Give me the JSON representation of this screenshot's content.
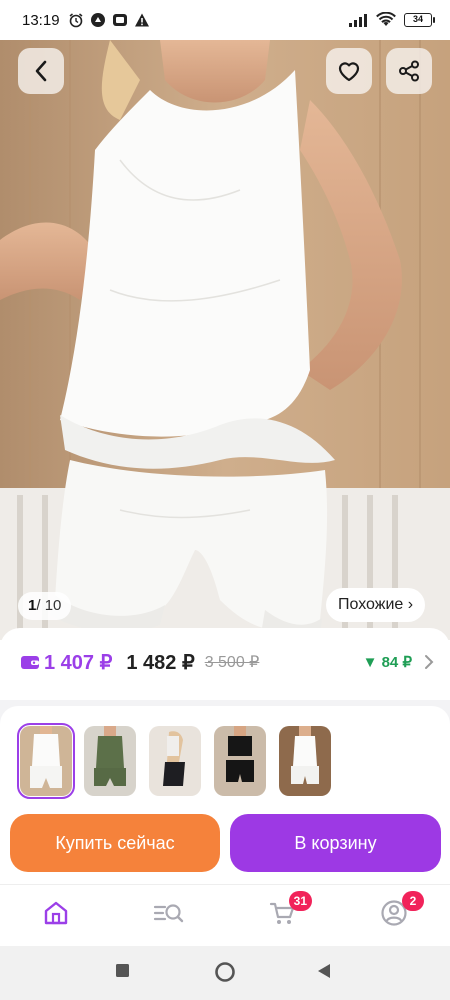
{
  "status_bar": {
    "time": "13:19",
    "battery": "34",
    "icons": [
      "alarm-icon",
      "drive-icon",
      "screen-record-icon",
      "warning-icon",
      "signal-icon",
      "wifi-icon",
      "battery-icon"
    ]
  },
  "gallery": {
    "current": "1",
    "separator": "/",
    "total": "10",
    "similar_label": "Похожие ›"
  },
  "price": {
    "wallet_price": "1 407 ₽",
    "price": "1 482 ₽",
    "old_price": "3 500 ₽",
    "cashback": "▼ 84 ₽"
  },
  "thumbnails": {
    "count": 5,
    "active_index": 0
  },
  "actions": {
    "buy_now": "Купить сейчас",
    "add_to_cart": "В корзину"
  },
  "bottom_nav": {
    "items": [
      "home-icon",
      "catalog-search-icon",
      "cart-icon",
      "profile-icon"
    ],
    "cart_badge": "31",
    "profile_badge": "2"
  },
  "colors": {
    "accent_purple": "#9b3fe8",
    "buy_orange": "#f5823b",
    "cart_purple": "#9d39e4",
    "cashback_green": "#1f9e55",
    "badge_red": "#f1235a"
  }
}
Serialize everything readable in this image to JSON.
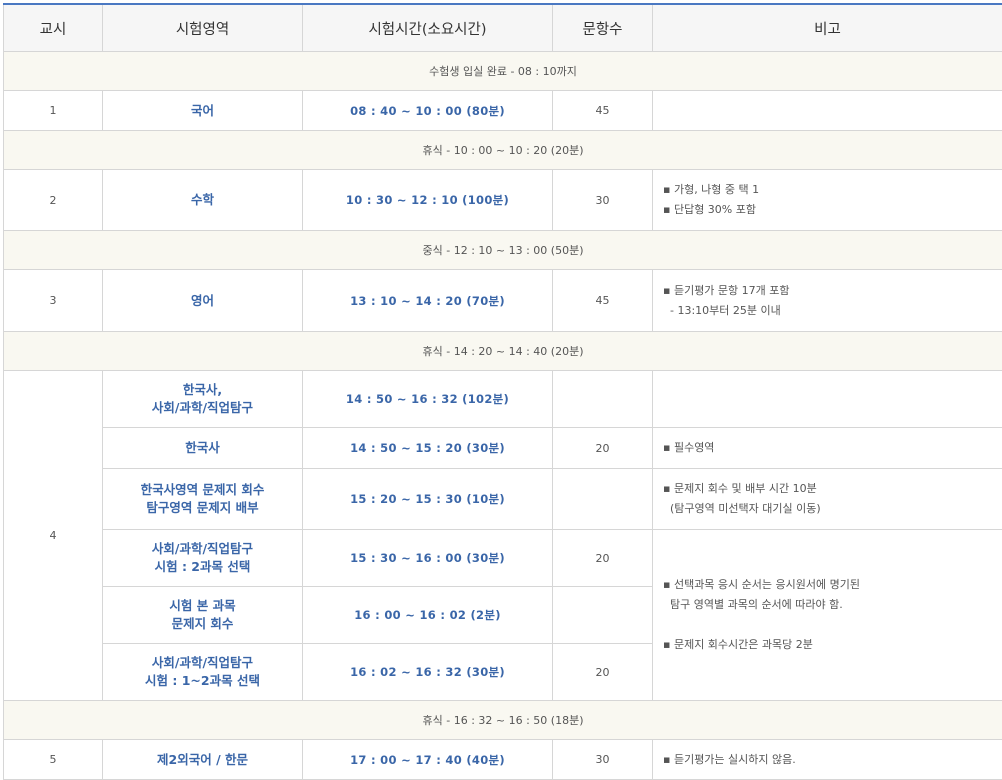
{
  "headers": [
    "교시",
    "시험영역",
    "시험시간(소요시간)",
    "문항수",
    "비고"
  ],
  "sep_entry": "수험생 입실 완료 - 08 : 10까지",
  "rows": {
    "p1": {
      "period": "1",
      "subject": "국어",
      "time": "08 : 40 ~ 10 : 00 (80분)",
      "count": "45",
      "note": []
    },
    "sep1": "휴식 - 10 : 00 ~ 10 : 20 (20분)",
    "p2": {
      "period": "2",
      "subject": "수학",
      "time": "10 : 30 ~ 12 : 10 (100분)",
      "count": "30",
      "note": [
        "▪ 가형, 나형 중 택 1",
        "▪ 단답형 30% 포함"
      ]
    },
    "sep2": "중식 - 12 : 10 ~ 13 : 00 (50분)",
    "p3": {
      "period": "3",
      "subject": "영어",
      "time": "13 : 10 ~ 14 : 20 (70분)",
      "count": "45",
      "note": [
        "▪ 듣기평가 문항 17개 포함",
        "  - 13:10부터 25분 이내"
      ]
    },
    "sep3": "휴식 - 14 : 20 ~ 14 : 40 (20분)",
    "p4": {
      "period": "4",
      "sub": [
        {
          "subject": [
            "한국사,",
            "사회/과학/직업탐구"
          ],
          "time": "14 : 50 ~ 16 : 32 (102분)",
          "count": ""
        },
        {
          "subject": [
            "한국사"
          ],
          "time": "14 : 50 ~ 15 : 20 (30분)",
          "count": "20"
        },
        {
          "subject": [
            "한국사영역 문제지 회수",
            "탐구영역 문제지 배부"
          ],
          "time": "15 : 20 ~ 15 : 30 (10분)",
          "count": ""
        },
        {
          "subject": [
            "사회/과학/직업탐구",
            "시험 : 2과목 선택"
          ],
          "time": "15 : 30 ~ 16 : 00 (30분)",
          "count": "20"
        },
        {
          "subject": [
            "시험 본 과목",
            "문제지 회수"
          ],
          "time": "16 : 00 ~ 16 : 02 (2분)",
          "count": ""
        },
        {
          "subject": [
            "사회/과학/직업탐구",
            "시험 : 1~2과목 선택"
          ],
          "time": "16 : 02 ~ 16 : 32 (30분)",
          "count": "20"
        }
      ],
      "notes": {
        "korean_history": "▪ 필수영역",
        "collect": [
          "▪ 문제지 회수 및 배부 시간 10분",
          "  (탐구영역 미선택자 대기실 이동)"
        ],
        "select": [
          "▪ 선택과목 응시 순서는 응시원서에 명기된",
          "  탐구 영역별 과목의 순서에 따라야 함.",
          "▪ 문제지 회수시간은 과목당 2분"
        ]
      }
    },
    "sep4": "휴식 - 16 : 32 ~ 16 : 50 (18분)",
    "p5": {
      "period": "5",
      "subject": "제2외국어 / 한문",
      "time": "17 : 00 ~ 17 : 40 (40분)",
      "count": "30",
      "note": [
        "▪ 듣기평가는 실시하지 않음."
      ]
    }
  }
}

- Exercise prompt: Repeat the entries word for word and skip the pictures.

- Result for this task:
Give me the JSON representation of this screenshot's content.
{
  "status_bar": {
    "time": "13:19",
    "battery": "34",
    "icons": [
      "alarm-icon",
      "drive-icon",
      "screen-record-icon",
      "warning-icon",
      "signal-icon",
      "wifi-icon",
      "battery-icon"
    ]
  },
  "gallery": {
    "current": "1",
    "separator": "/",
    "total": "10",
    "similar_label": "Похожие ›"
  },
  "price": {
    "wallet_price": "1 407 ₽",
    "price": "1 482 ₽",
    "old_price": "3 500 ₽",
    "cashback": "▼ 84 ₽"
  },
  "thumbnails": {
    "count": 5,
    "active_index": 0
  },
  "actions": {
    "buy_now": "Купить сейчас",
    "add_to_cart": "В корзину"
  },
  "bottom_nav": {
    "items": [
      "home-icon",
      "catalog-search-icon",
      "cart-icon",
      "profile-icon"
    ],
    "cart_badge": "31",
    "profile_badge": "2"
  },
  "colors": {
    "accent_purple": "#9b3fe8",
    "buy_orange": "#f5823b",
    "cart_purple": "#9d39e4",
    "cashback_green": "#1f9e55",
    "badge_red": "#f1235a"
  }
}
Serialize everything readable in this image to JSON.
{
  "headers": [
    "교시",
    "시험영역",
    "시험시간(소요시간)",
    "문항수",
    "비고"
  ],
  "sep_entry": "수험생 입실 완료 - 08 : 10까지",
  "rows": {
    "p1": {
      "period": "1",
      "subject": "국어",
      "time": "08 : 40 ~ 10 : 00 (80분)",
      "count": "45",
      "note": []
    },
    "sep1": "휴식 - 10 : 00 ~ 10 : 20 (20분)",
    "p2": {
      "period": "2",
      "subject": "수학",
      "time": "10 : 30 ~ 12 : 10 (100분)",
      "count": "30",
      "note": [
        "▪ 가형, 나형 중 택 1",
        "▪ 단답형 30% 포함"
      ]
    },
    "sep2": "중식 - 12 : 10 ~ 13 : 00 (50분)",
    "p3": {
      "period": "3",
      "subject": "영어",
      "time": "13 : 10 ~ 14 : 20 (70분)",
      "count": "45",
      "note": [
        "▪ 듣기평가 문항 17개 포함",
        "  - 13:10부터 25분 이내"
      ]
    },
    "sep3": "휴식 - 14 : 20 ~ 14 : 40 (20분)",
    "p4": {
      "period": "4",
      "sub": [
        {
          "subject": [
            "한국사,",
            "사회/과학/직업탐구"
          ],
          "time": "14 : 50 ~ 16 : 32 (102분)",
          "count": ""
        },
        {
          "subject": [
            "한국사"
          ],
          "time": "14 : 50 ~ 15 : 20 (30분)",
          "count": "20"
        },
        {
          "subject": [
            "한국사영역 문제지 회수",
            "탐구영역 문제지 배부"
          ],
          "time": "15 : 20 ~ 15 : 30 (10분)",
          "count": ""
        },
        {
          "subject": [
            "사회/과학/직업탐구",
            "시험 : 2과목 선택"
          ],
          "time": "15 : 30 ~ 16 : 00 (30분)",
          "count": "20"
        },
        {
          "subject": [
            "시험 본 과목",
            "문제지 회수"
          ],
          "time": "16 : 00 ~ 16 : 02 (2분)",
          "count": ""
        },
        {
          "subject": [
            "사회/과학/직업탐구",
            "시험 : 1~2과목 선택"
          ],
          "time": "16 : 02 ~ 16 : 32 (30분)",
          "count": "20"
        }
      ],
      "notes": {
        "korean_history": "▪ 필수영역",
        "collect": [
          "▪ 문제지 회수 및 배부 시간 10분",
          "  (탐구영역 미선택자 대기실 이동)"
        ],
        "select": [
          "▪ 선택과목 응시 순서는 응시원서에 명기된",
          "  탐구 영역별 과목의 순서에 따라야 함.",
          "▪ 문제지 회수시간은 과목당 2분"
        ]
      }
    },
    "sep4": "휴식 - 16 : 32 ~ 16 : 50 (18분)",
    "p5": {
      "period": "5",
      "subject": "제2외국어 / 한문",
      "time": "17 : 00 ~ 17 : 40 (40분)",
      "count": "30",
      "note": [
        "▪ 듣기평가는 실시하지 않음."
      ]
    }
  }
}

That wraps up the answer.